Get yourself ready, clear then cover your table space with newspaper, get an A3 or larger piece of paper and lay it portrait way.
In the top half of the paper, using your pencil, draw an egg or pear shaped oval. Have it big enough that it takes up most of the space but make sure you leave room at the top for the ossicones (horns). You might want to practice on whiteboards to build up confidence first.
Note: I have done my example in black marker so you can see it.
Go over every pencil line with a black marker, preferably with a nice thick tip. It's really important to have newspaper under your work for this part!
Ready to paint? Please warn your students that acrylic paint will not come off clothes once it has dried, kia tupato koutou! Paint each section carefully using nice bright colours.
Finished? Be sure to wash your brushes and always keep your work space tidy.

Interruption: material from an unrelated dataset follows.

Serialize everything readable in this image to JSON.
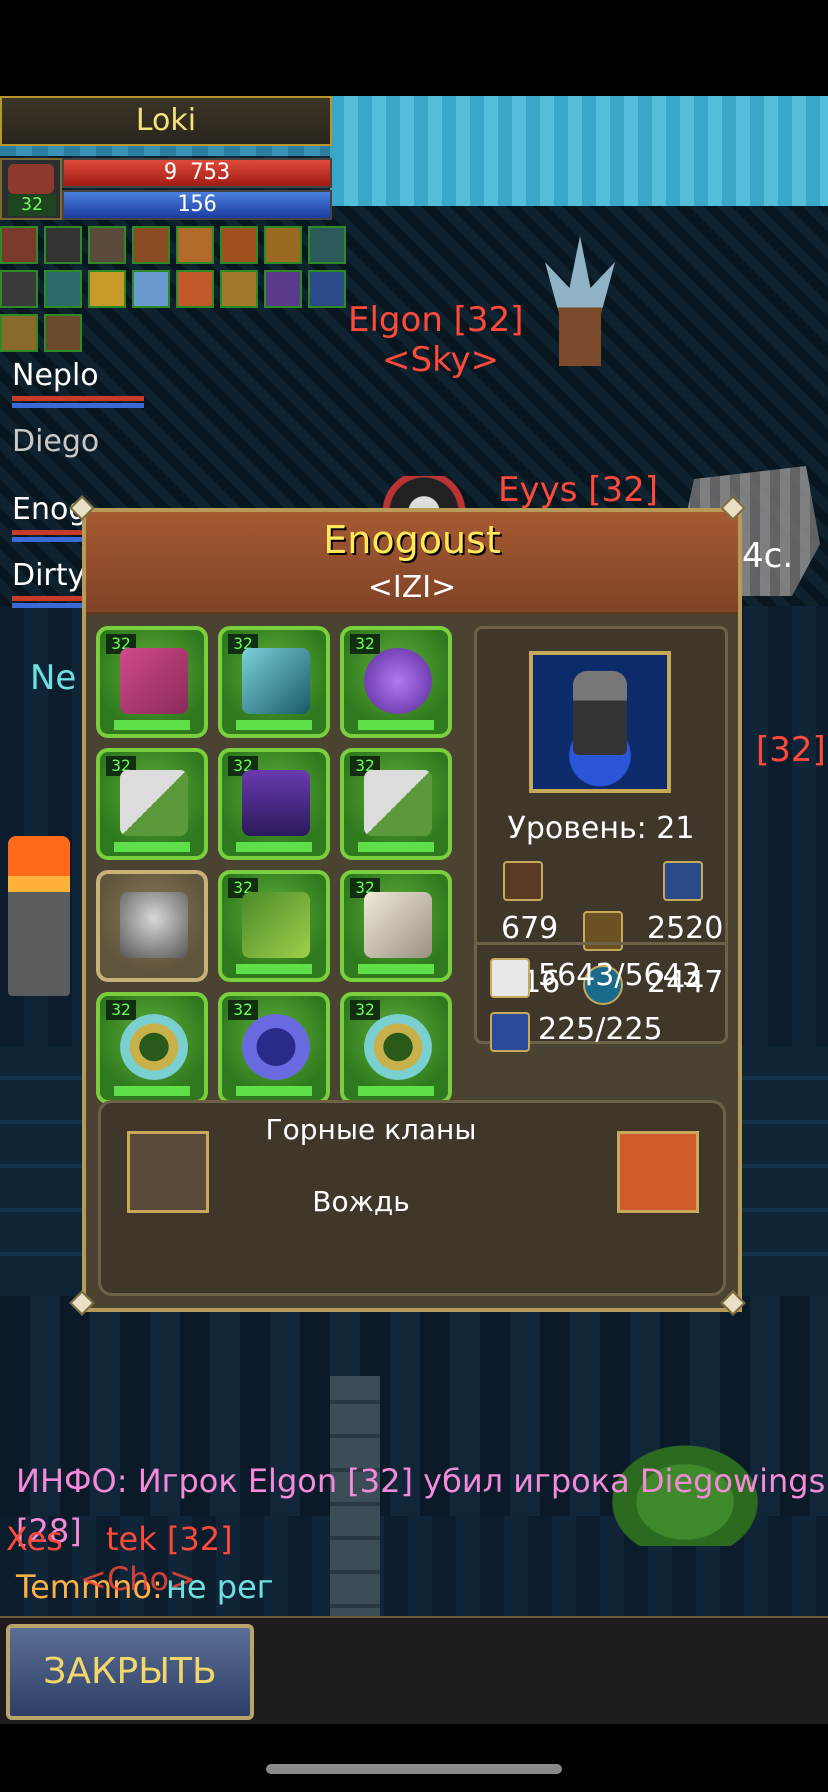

Ask your teacher to come to your work space to check your finished work, do not walk around the classroom with wet painted paper.

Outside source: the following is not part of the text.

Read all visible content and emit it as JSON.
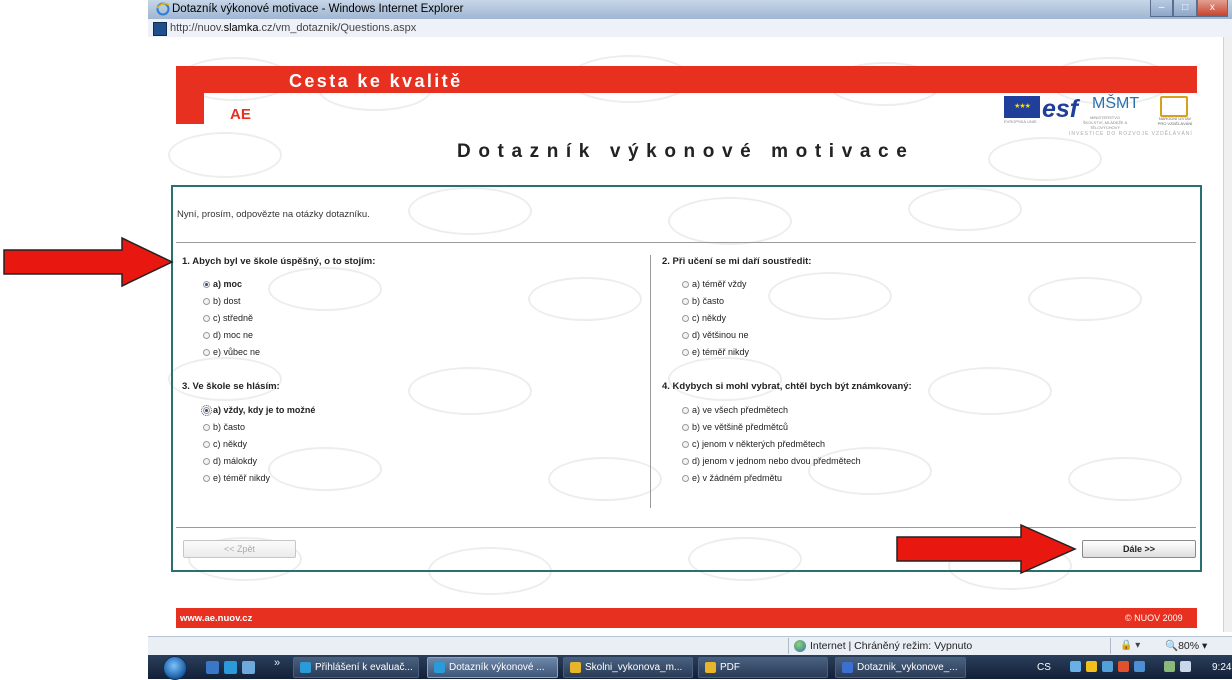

While the paint is drying, bring out the colour wheel and explain what analogous colours are.
Use the chalk pastels as a tool to highlight Harold. If your background is blue like in these photos, then the analogous colour to go over the blue is aqua blue, dark blue or purple. Carefully go around your giraffe with the pastel pressing hard so it becomes bright. This is a very messy process so you will need to have paper towels to wipe your hands. Try not to blow the dust away, instead rub it in with your index finger carefully blending the chalk into the painted area. We also used the chalk to draw spots like on Harold for the empty spaces in the background.
Tauhara Primary, Room 10, Year 5 & 6